* [THE PROBLEM]: Could you restate the data below word for word, without its pictures?

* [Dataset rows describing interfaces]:
* * *

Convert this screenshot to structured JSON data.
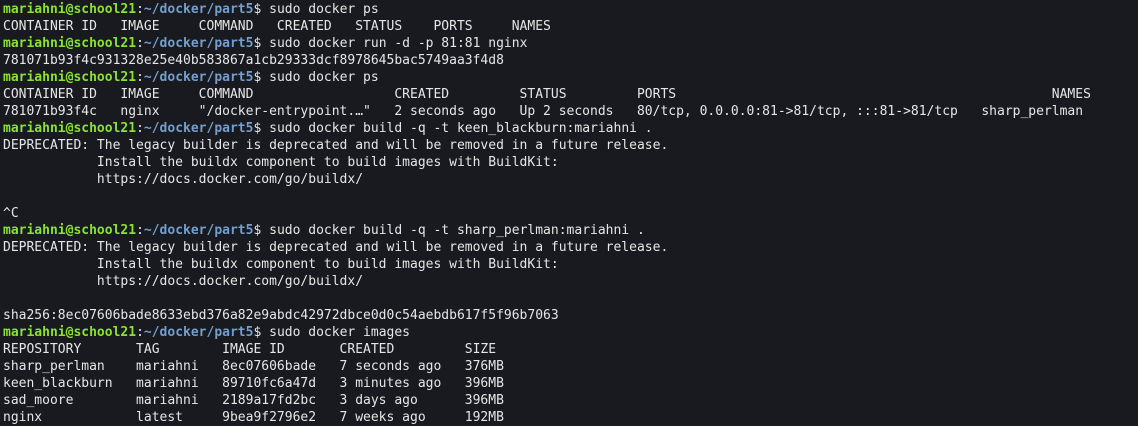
{
  "colors": {
    "background": "#181a1f",
    "text": "#e6e6e6",
    "prompt_user": "#8ae234",
    "prompt_path": "#729fcf"
  },
  "lines": [
    {
      "kind": "prompt",
      "user": "mariahni@school21",
      "sep": ":",
      "path": "~/docker/part5",
      "sym": "$ ",
      "cmd": "sudo docker ps"
    },
    {
      "kind": "output",
      "text": "CONTAINER ID   IMAGE     COMMAND   CREATED   STATUS    PORTS     NAMES"
    },
    {
      "kind": "prompt",
      "user": "mariahni@school21",
      "sep": ":",
      "path": "~/docker/part5",
      "sym": "$ ",
      "cmd": "sudo docker run -d -p 81:81 nginx"
    },
    {
      "kind": "output",
      "text": "781071b93f4c931328e25e40b583867a1cb29333dcf8978645bac5749aa3f4d8"
    },
    {
      "kind": "prompt",
      "user": "mariahni@school21",
      "sep": ":",
      "path": "~/docker/part5",
      "sym": "$ ",
      "cmd": "sudo docker ps"
    },
    {
      "kind": "output",
      "text": "CONTAINER ID   IMAGE     COMMAND                  CREATED         STATUS         PORTS                                                NAMES"
    },
    {
      "kind": "output",
      "text": "781071b93f4c   nginx     \"/docker-entrypoint.…\"   2 seconds ago   Up 2 seconds   80/tcp, 0.0.0.0:81->81/tcp, :::81->81/tcp   sharp_perlman"
    },
    {
      "kind": "prompt",
      "user": "mariahni@school21",
      "sep": ":",
      "path": "~/docker/part5",
      "sym": "$ ",
      "cmd": "sudo docker build -q -t keen_blackburn:mariahni ."
    },
    {
      "kind": "output",
      "text": "DEPRECATED: The legacy builder is deprecated and will be removed in a future release."
    },
    {
      "kind": "output",
      "text": "            Install the buildx component to build images with BuildKit:"
    },
    {
      "kind": "output",
      "text": "            https://docs.docker.com/go/buildx/"
    },
    {
      "kind": "output",
      "text": ""
    },
    {
      "kind": "output",
      "text": "^C"
    },
    {
      "kind": "prompt",
      "user": "mariahni@school21",
      "sep": ":",
      "path": "~/docker/part5",
      "sym": "$ ",
      "cmd": "sudo docker build -q -t sharp_perlman:mariahni ."
    },
    {
      "kind": "output",
      "text": "DEPRECATED: The legacy builder is deprecated and will be removed in a future release."
    },
    {
      "kind": "output",
      "text": "            Install the buildx component to build images with BuildKit:"
    },
    {
      "kind": "output",
      "text": "            https://docs.docker.com/go/buildx/"
    },
    {
      "kind": "output",
      "text": ""
    },
    {
      "kind": "output",
      "text": "sha256:8ec07606bade8633ebd376a82e9abdc42972dbce0d0c54aebdb617f5f96b7063"
    },
    {
      "kind": "prompt",
      "user": "mariahni@school21",
      "sep": ":",
      "path": "~/docker/part5",
      "sym": "$ ",
      "cmd": "sudo docker images"
    },
    {
      "kind": "output",
      "text": "REPOSITORY       TAG        IMAGE ID       CREATED         SIZE"
    },
    {
      "kind": "output",
      "text": "sharp_perlman    mariahni   8ec07606bade   7 seconds ago   376MB"
    },
    {
      "kind": "output",
      "text": "keen_blackburn   mariahni   89710fc6a47d   3 minutes ago   396MB"
    },
    {
      "kind": "output",
      "text": "sad_moore        mariahni   2189a17fd2bc   3 days ago      396MB"
    },
    {
      "kind": "output",
      "text": "nginx            latest     9bea9f2796e2   7 weeks ago     192MB"
    }
  ]
}
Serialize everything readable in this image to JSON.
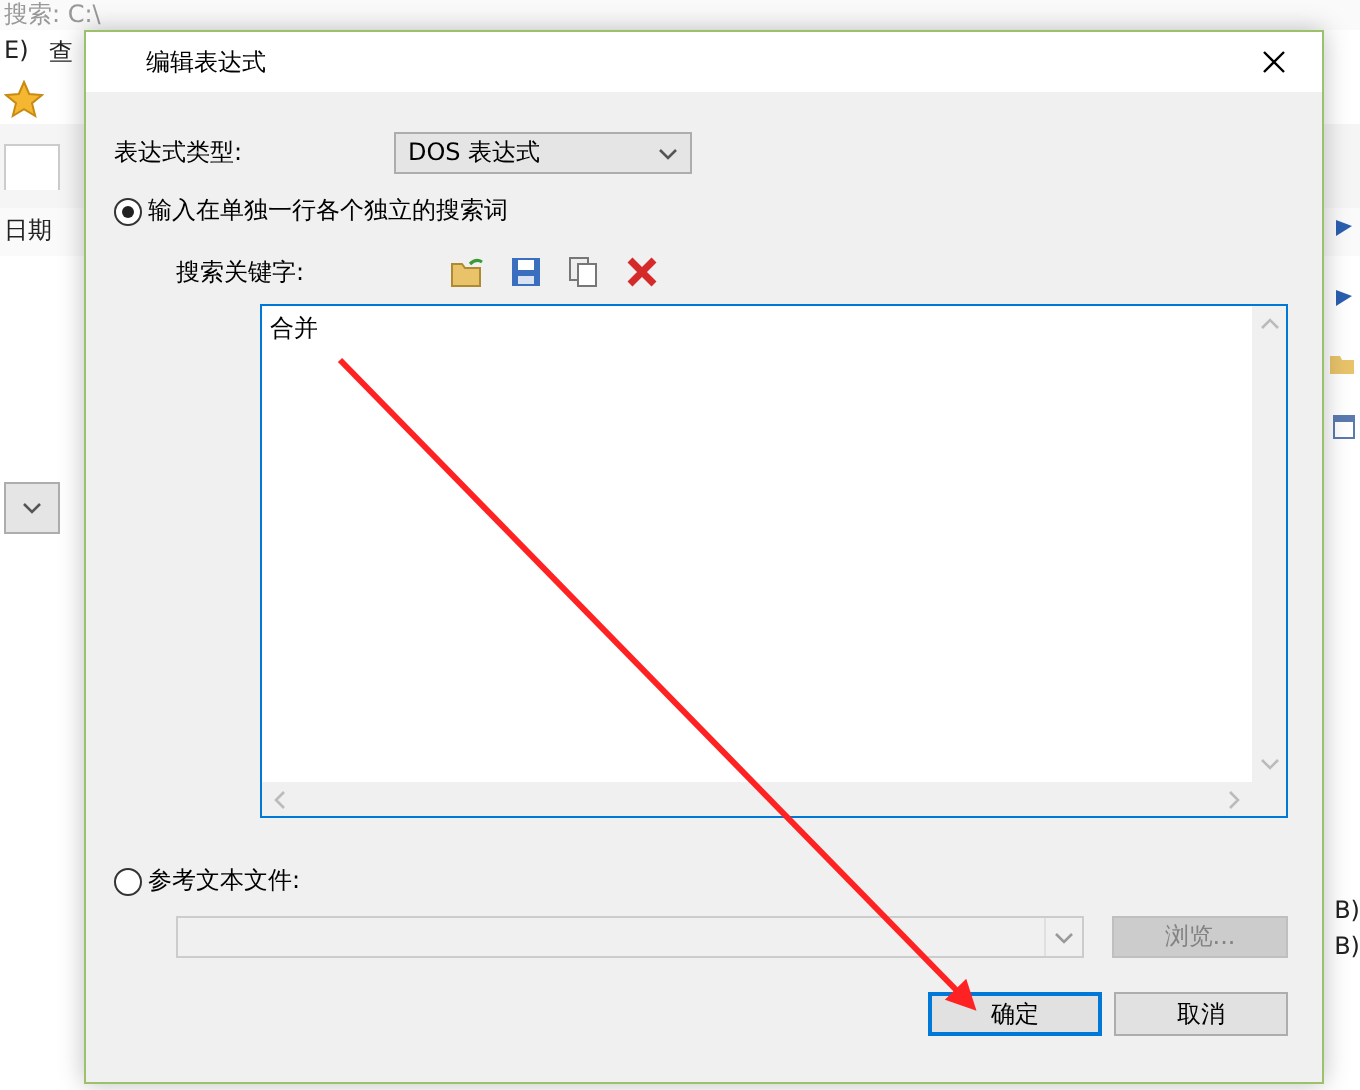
{
  "background_window": {
    "title": "搜索: C:\\",
    "menu": [
      "E)",
      "查"
    ],
    "column_header": "日期",
    "sizes": [
      "B)",
      "B)"
    ]
  },
  "dialog": {
    "title": "编辑表达式",
    "type_label": "表达式类型:",
    "type_value": "DOS 表达式",
    "options": [
      {
        "label": "输入在单独一行各个独立的搜索词",
        "selected": true
      },
      {
        "label": "参考文本文件:",
        "selected": false
      }
    ],
    "keywords_label": "搜索关键字:",
    "keywords": "合并",
    "browse": {
      "label": "浏览...",
      "disabled": true
    },
    "buttons": [
      {
        "label": "确定",
        "focused": true
      },
      {
        "label": "取消",
        "focused": false
      }
    ]
  }
}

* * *

* [SOLVED EXERCISE]:
Convert this screenshot to structured JSON data.
{
  "colors": {
    "background": "#181a1f",
    "text": "#e6e6e6",
    "prompt_user": "#8ae234",
    "prompt_path": "#729fcf"
  },
  "lines": [
    {
      "kind": "prompt",
      "user": "mariahni@school21",
      "sep": ":",
      "path": "~/docker/part5",
      "sym": "$ ",
      "cmd": "sudo docker ps"
    },
    {
      "kind": "output",
      "text": "CONTAINER ID   IMAGE     COMMAND   CREATED   STATUS    PORTS     NAMES"
    },
    {
      "kind": "prompt",
      "user": "mariahni@school21",
      "sep": ":",
      "path": "~/docker/part5",
      "sym": "$ ",
      "cmd": "sudo docker run -d -p 81:81 nginx"
    },
    {
      "kind": "output",
      "text": "781071b93f4c931328e25e40b583867a1cb29333dcf8978645bac5749aa3f4d8"
    },
    {
      "kind": "prompt",
      "user": "mariahni@school21",
      "sep": ":",
      "path": "~/docker/part5",
      "sym": "$ ",
      "cmd": "sudo docker ps"
    },
    {
      "kind": "output",
      "text": "CONTAINER ID   IMAGE     COMMAND                  CREATED         STATUS         PORTS                                                NAMES"
    },
    {
      "kind": "output",
      "text": "781071b93f4c   nginx     \"/docker-entrypoint.…\"   2 seconds ago   Up 2 seconds   80/tcp, 0.0.0.0:81->81/tcp, :::81->81/tcp   sharp_perlman"
    },
    {
      "kind": "prompt",
      "user": "mariahni@school21",
      "sep": ":",
      "path": "~/docker/part5",
      "sym": "$ ",
      "cmd": "sudo docker build -q -t keen_blackburn:mariahni ."
    },
    {
      "kind": "output",
      "text": "DEPRECATED: The legacy builder is deprecated and will be removed in a future release."
    },
    {
      "kind": "output",
      "text": "            Install the buildx component to build images with BuildKit:"
    },
    {
      "kind": "output",
      "text": "            https://docs.docker.com/go/buildx/"
    },
    {
      "kind": "output",
      "text": ""
    },
    {
      "kind": "output",
      "text": "^C"
    },
    {
      "kind": "prompt",
      "user": "mariahni@school21",
      "sep": ":",
      "path": "~/docker/part5",
      "sym": "$ ",
      "cmd": "sudo docker build -q -t sharp_perlman:mariahni ."
    },
    {
      "kind": "output",
      "text": "DEPRECATED: The legacy builder is deprecated and will be removed in a future release."
    },
    {
      "kind": "output",
      "text": "            Install the buildx component to build images with BuildKit:"
    },
    {
      "kind": "output",
      "text": "            https://docs.docker.com/go/buildx/"
    },
    {
      "kind": "output",
      "text": ""
    },
    {
      "kind": "output",
      "text": "sha256:8ec07606bade8633ebd376a82e9abdc42972dbce0d0c54aebdb617f5f96b7063"
    },
    {
      "kind": "prompt",
      "user": "mariahni@school21",
      "sep": ":",
      "path": "~/docker/part5",
      "sym": "$ ",
      "cmd": "sudo docker images"
    },
    {
      "kind": "output",
      "text": "REPOSITORY       TAG        IMAGE ID       CREATED         SIZE"
    },
    {
      "kind": "output",
      "text": "sharp_perlman    mariahni   8ec07606bade   7 seconds ago   376MB"
    },
    {
      "kind": "output",
      "text": "keen_blackburn   mariahni   89710fc6a47d   3 minutes ago   396MB"
    },
    {
      "kind": "output",
      "text": "sad_moore        mariahni   2189a17fd2bc   3 days ago      396MB"
    },
    {
      "kind": "output",
      "text": "nginx            latest     9bea9f2796e2   7 weeks ago     192MB"
    }
  ]
}
Serialize everything readable in this image to JSON.
{
  "background_window": {
    "title": "搜索: C:\\",
    "menu": [
      "E)",
      "查"
    ],
    "column_header": "日期",
    "sizes": [
      "B)",
      "B)"
    ]
  },
  "dialog": {
    "title": "编辑表达式",
    "type_label": "表达式类型:",
    "type_value": "DOS 表达式",
    "options": [
      {
        "label": "输入在单独一行各个独立的搜索词",
        "selected": true
      },
      {
        "label": "参考文本文件:",
        "selected": false
      }
    ],
    "keywords_label": "搜索关键字:",
    "keywords": "合并",
    "browse": {
      "label": "浏览...",
      "disabled": true
    },
    "buttons": [
      {
        "label": "确定",
        "focused": true
      },
      {
        "label": "取消",
        "focused": false
      }
    ]
  }
}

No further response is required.